Senzel sprained an ankle sliding into a base just a handful of days later, further setting back his big league debut. And while he did eventually debut in May of 2019, it’s been a steady stream of frustration for he and the Reds ever since. There was the bout of vertigo and migraines, the odd mid-season swing change, and then the torn labrum. During the pandemic-induced short season in 2020, there was the odd scene where he was physically removed from post-game celebrations and immediately vanished from the roster for a month with an ‘undisclosed’ injury, only to return as a shell of himself for the season’s final few weeks. Last year, it was a knee inflammation that limited him to just 36 games at the big league level, the handling of which became the second time he and the Reds were clearly not on the same page.

He’s now entering his age-27 season, playing a different position entirely from what he played when first a professional, and owns a meager .396 slugging percentage (78 OPS+) in his career at the big league level. If - and at this point, it’s a very big if - he is to finally have some serious success in the majors, it’s very much not going to have been on the easy, straightforward path.

That if comes with the caveat that he still has, at times, shown the kind of potential that made him such a top prospect in the first place. When not injured, he’s adeptly taken to CF in an admirable fashion, his plus speed now being complemented by better reads that only come with the experience of playing out there everyday. Back in his ‘healthiest’ season of 2019, he was on a 20/20 pace through his first 70 games before being encouraged to change his swing mid-season, and has fortunately returned to the swing that got him here in the first place. And while 27 is no longer young in baseball years, he’s still very much in-prime at a time when the overall expectation level around this club is a bit less stressful than it was the last two seasons.

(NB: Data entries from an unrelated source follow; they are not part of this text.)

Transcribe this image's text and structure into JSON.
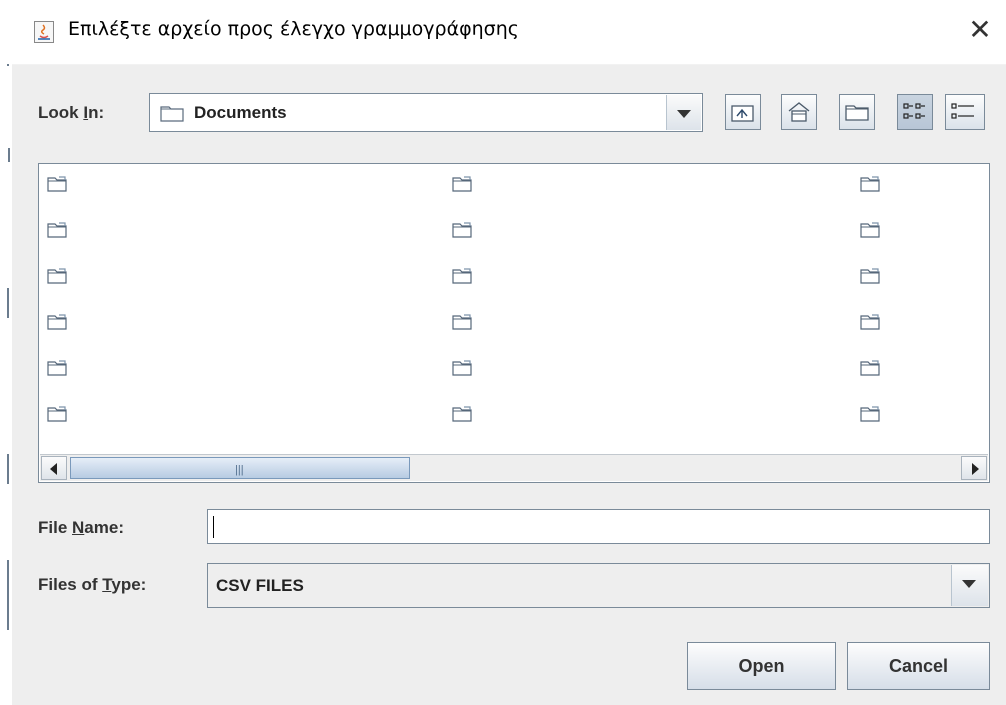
{
  "dialog": {
    "title": "Επιλέξτε αρχείο προς έλεγχο γραμμογράφησης",
    "close_glyph": "✕"
  },
  "look_in": {
    "label_pre": "Look ",
    "label_mnemonic": "I",
    "label_post": "n:",
    "value": "Documents"
  },
  "toolbar": {
    "buttons": [
      "up-one-level",
      "home",
      "create-new-folder",
      "list-view",
      "details-view"
    ],
    "pressed": "list-view"
  },
  "file_list": {
    "columns": 3,
    "rows": 6,
    "item_icon": "folder-icon",
    "item_names": []
  },
  "file_name": {
    "label_pre": "File ",
    "label_mnemonic": "N",
    "label_post": "ame:",
    "value": ""
  },
  "files_of_type": {
    "label_pre": "Files of ",
    "label_mnemonic": "T",
    "label_post": "ype:",
    "value": "CSV FILES"
  },
  "actions": {
    "open_label": "Open",
    "cancel_label": "Cancel"
  },
  "colors": {
    "background": "#eeeeee",
    "border": "#7a8a99",
    "button_gradient_bottom": "#d6dee8"
  }
}
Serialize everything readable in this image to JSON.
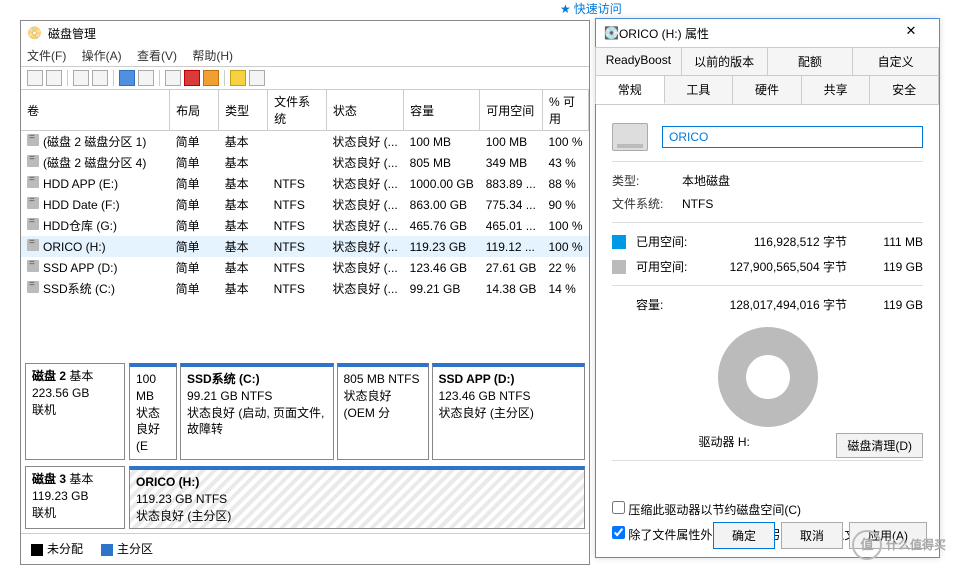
{
  "quickaccess": "快速访问",
  "dm": {
    "title": "磁盘管理",
    "menu": {
      "file": "文件(F)",
      "action": "操作(A)",
      "view": "查看(V)",
      "help": "帮助(H)"
    },
    "headers": {
      "vol": "卷",
      "layout": "布局",
      "type": "类型",
      "fs": "文件系统",
      "status": "状态",
      "capacity": "容量",
      "free": "可用空间",
      "pctfree": "% 可用"
    },
    "rows": [
      {
        "vol": "(磁盘 2 磁盘分区 1)",
        "layout": "简单",
        "type": "基本",
        "fs": "",
        "status": "状态良好 (...",
        "cap": "100 MB",
        "free": "100 MB",
        "pct": "100 %"
      },
      {
        "vol": "(磁盘 2 磁盘分区 4)",
        "layout": "简单",
        "type": "基本",
        "fs": "",
        "status": "状态良好 (...",
        "cap": "805 MB",
        "free": "349 MB",
        "pct": "43 %"
      },
      {
        "vol": "HDD APP (E:)",
        "layout": "简单",
        "type": "基本",
        "fs": "NTFS",
        "status": "状态良好 (...",
        "cap": "1000.00 GB",
        "free": "883.89 ...",
        "pct": "88 %"
      },
      {
        "vol": "HDD Date (F:)",
        "layout": "简单",
        "type": "基本",
        "fs": "NTFS",
        "status": "状态良好 (...",
        "cap": "863.00 GB",
        "free": "775.34 ...",
        "pct": "90 %"
      },
      {
        "vol": "HDD仓库 (G:)",
        "layout": "简单",
        "type": "基本",
        "fs": "NTFS",
        "status": "状态良好 (...",
        "cap": "465.76 GB",
        "free": "465.01 ...",
        "pct": "100 %"
      },
      {
        "vol": "ORICO (H:)",
        "layout": "简单",
        "type": "基本",
        "fs": "NTFS",
        "status": "状态良好 (...",
        "cap": "119.23 GB",
        "free": "119.12 ...",
        "pct": "100 %",
        "sel": true
      },
      {
        "vol": "SSD APP (D:)",
        "layout": "简单",
        "type": "基本",
        "fs": "NTFS",
        "status": "状态良好 (...",
        "cap": "123.46 GB",
        "free": "27.61 GB",
        "pct": "22 %"
      },
      {
        "vol": "SSD系统 (C:)",
        "layout": "简单",
        "type": "基本",
        "fs": "NTFS",
        "status": "状态良好 (...",
        "cap": "99.21 GB",
        "free": "14.38 GB",
        "pct": "14 %"
      }
    ],
    "disk2": {
      "label_head": "磁盘 2",
      "label_type": "基本",
      "label_size": "223.56 GB",
      "label_status": "联机",
      "p1a": "100 MB",
      "p1b": "状态良好 (E",
      "p2a": "SSD系统  (C:)",
      "p2b": "99.21 GB NTFS",
      "p2c": "状态良好 (启动, 页面文件, 故障转",
      "p3a": "805 MB NTFS",
      "p3b": "状态良好 (OEM 分",
      "p4a": "SSD APP (D:)",
      "p4b": "123.46 GB NTFS",
      "p4c": "状态良好 (主分区)"
    },
    "disk3": {
      "label_head": "磁盘 3",
      "label_type": "基本",
      "label_size": "119.23 GB",
      "label_status": "联机",
      "p1a": "ORICO  (H:)",
      "p1b": "119.23 GB NTFS",
      "p1c": "状态良好 (主分区)"
    },
    "legend": {
      "unalloc": "未分配",
      "primary": "主分区"
    }
  },
  "prop": {
    "title": "ORICO (H:) 属性",
    "tabs1": {
      "readyboost": "ReadyBoost",
      "prev": "以前的版本",
      "quota": "配额",
      "custom": "自定义"
    },
    "tabs2": {
      "general": "常规",
      "tools": "工具",
      "hardware": "硬件",
      "sharing": "共享",
      "security": "安全"
    },
    "name_value": "ORICO",
    "type_label": "类型:",
    "type_value": "本地磁盘",
    "fs_label": "文件系统:",
    "fs_value": "NTFS",
    "used_label": "已用空间:",
    "used_bytes": "116,928,512 字节",
    "used_size": "111 MB",
    "free_label": "可用空间:",
    "free_bytes": "127,900,565,504 字节",
    "free_size": "119 GB",
    "cap_label": "容量:",
    "cap_bytes": "128,017,494,016 字节",
    "cap_size": "119 GB",
    "drive_label": "驱动器 H:",
    "cleanup": "磁盘清理(D)",
    "compress": "压缩此驱动器以节约磁盘空间(C)",
    "index": "除了文件属性外，还允许索引此驱动器上文件的内容(I)",
    "ok": "确定",
    "cancel": "取消",
    "apply": "应用(A)"
  },
  "watermark": "什么值得买"
}
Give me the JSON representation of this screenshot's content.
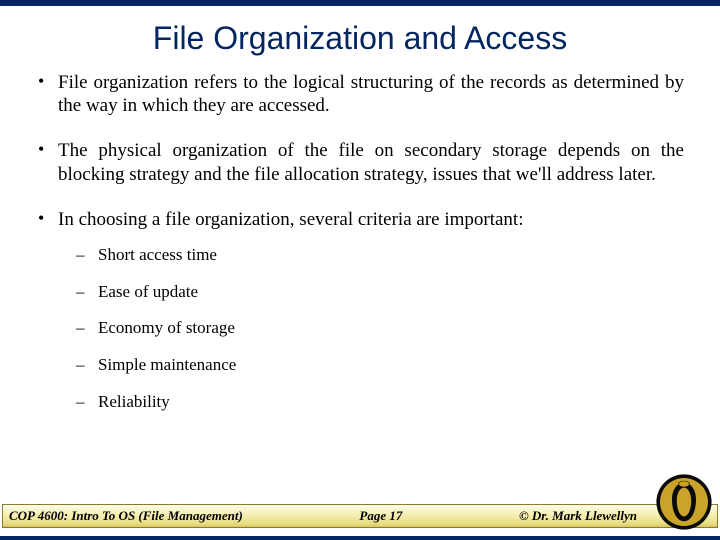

If anything, he might well benefit from the excellent next-crop of future Reds that have emerged to take some of the spotlight off of him altogether. Jonathan India sped right past him in easy, straightforward fashion last year, while Tyler Stephenson hustled up just behind him on that path. Hunter Greene, Nick Lodolo, and Jose Barrero now carry the weight of the next superstar up labels, meaning Senzel might just get the chance to hit 6th or 7th most every day for a month before we all look up and notice he’s hit .280/.350/.470 and played some fine, fine CF defense.

It wouldn’t be the first time we saw something of a renaissance like that from a former 1st round pick out of an SEC powerhouse. There’s a similar story of one who lumbered to a meager .666 OPS (85 OPS+) in just 89 games at the big league level through his age-26 season, a player drafted by an NL Central club at one position only to be moved off it to a completely new one (and never once play the old one again after age 26). It took that guy a while to figure out some things, to fight through some nagging injuries before finally having it all click. Click it did beginning at age 27, as he posted a combined 136 OPS+ in his 27-28 year old seasons before taking home the AL MVP in his age-29 campaign, all after dumping his catching gear and settling in as an everyday 3B.

I’m not saying it’s going to be the same for Senzel as it was for Josh Donaldson a decade ago, but I am saying there’s still hope there. Maybe that’s just in my head, but maybe, just maybe, it’s finally Nick Senzel’s time.